Rep. Jason Chaffetz (R-UT), chairman of the House Oversight and Government Reform Committee that oversees the workforce, is pursuing measures to fire feds faster, freeze federal hiring, decrease federal contributions to federal retirement and disqualify federal employees and contractors who are “seriously delinquent” on their federal taxes.
Overall reductions in the federal workforce are part of other proposals, as are attempts to dictate how specific employees accused of mismanagement will be disciplined.
J. David Cox Sr., president of the American Federation of Government Employees, told the Post that “instead of encouraging front-line workers to report mismanagement or wasteful spending, this bill would create an environment where employees are fearful of doing or saying anything that could get them fired.”
If this bill had been in place two years ago, we never would have heard about the Phoenix VA wait list manipulations because no one would have dared come forward to blow the whistle on the supervisors who concocted the scheme. […]
This bill is called the Promote Accountability and Government Efficiency Act, but it actually would do neither. In fact, a better title would be the Promote Fear and Political Allegiance Act, since it would give political appointees and their subordinates unchecked authority to target workers and politicize the civil service.

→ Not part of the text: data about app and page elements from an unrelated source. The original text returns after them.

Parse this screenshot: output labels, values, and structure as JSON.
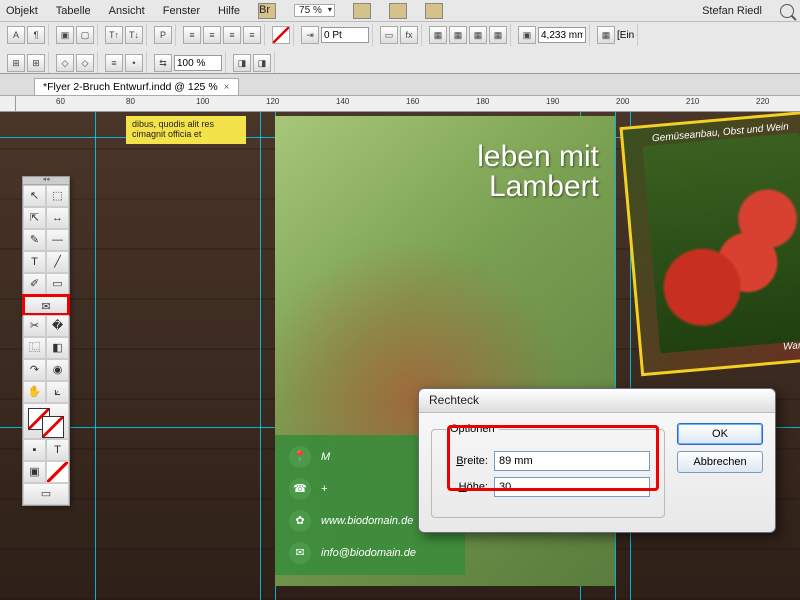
{
  "menu": {
    "items": [
      "Objekt",
      "Tabelle",
      "Ansicht",
      "Fenster",
      "Hilfe"
    ],
    "zoom": "75 %",
    "user": "Stefan Riedl",
    "ein": "[Ein"
  },
  "ctrl": {
    "pt": "0 Pt",
    "pct": "100 %",
    "mm": "4,233 mm"
  },
  "doc": {
    "name": "*Flyer 2-Bruch Entwurf.indd @ 125 %",
    "ruler_marks": [
      60,
      80,
      100,
      120,
      140,
      160,
      180,
      190,
      200,
      210,
      220
    ]
  },
  "note": {
    "text": "dibus, quodis alit res cimagnit officia et"
  },
  "hero": {
    "line1": "leben mit",
    "line2": "Lambert"
  },
  "veggie": {
    "caption_top": "Gemüseanbau, Obst und Wein",
    "caption_bottom": "Waren au"
  },
  "contact": {
    "rows": [
      {
        "icon": "📍",
        "text": "M"
      },
      {
        "icon": "☎",
        "text": "+"
      },
      {
        "icon": "✿",
        "text": "www.biodomain.de"
      },
      {
        "icon": "✉",
        "text": "info@biodomain.de"
      }
    ]
  },
  "dialog": {
    "title": "Rechteck",
    "legend": "Optionen",
    "breite_label": "Breite:",
    "breite_value": "89 mm",
    "hoehe_label": "Höhe:",
    "hoehe_value": "30",
    "ok": "OK",
    "cancel": "Abbrechen"
  },
  "tools": {
    "rows": [
      [
        "↖",
        "⬚"
      ],
      [
        "⇱",
        "↔"
      ],
      [
        "✎",
        "—"
      ],
      [
        "T",
        "╱"
      ],
      [
        "✐",
        "▭"
      ],
      [
        "✉",
        ""
      ],
      [
        "✂",
        "�⿻"
      ],
      [
        "⿺",
        "◧"
      ],
      [
        "↷",
        "◉"
      ],
      [
        "✋",
        "⟀"
      ],
      [
        "Q",
        "⊞"
      ]
    ]
  }
}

Any system with more than a million people will have some who do not do their jobs well. The protections that were in part designed to keep political influence away from the day-to-day work of our government may seem cumbersome and time-consuming. In the most egregious situations, the current situation may seem embarrassingly slow and too protective of ineffective workers. But the proposed cures may do more harm than good. They run the risk of forcing out competent and experienced staff and replacing them with those who are politically favored.—Martin Levine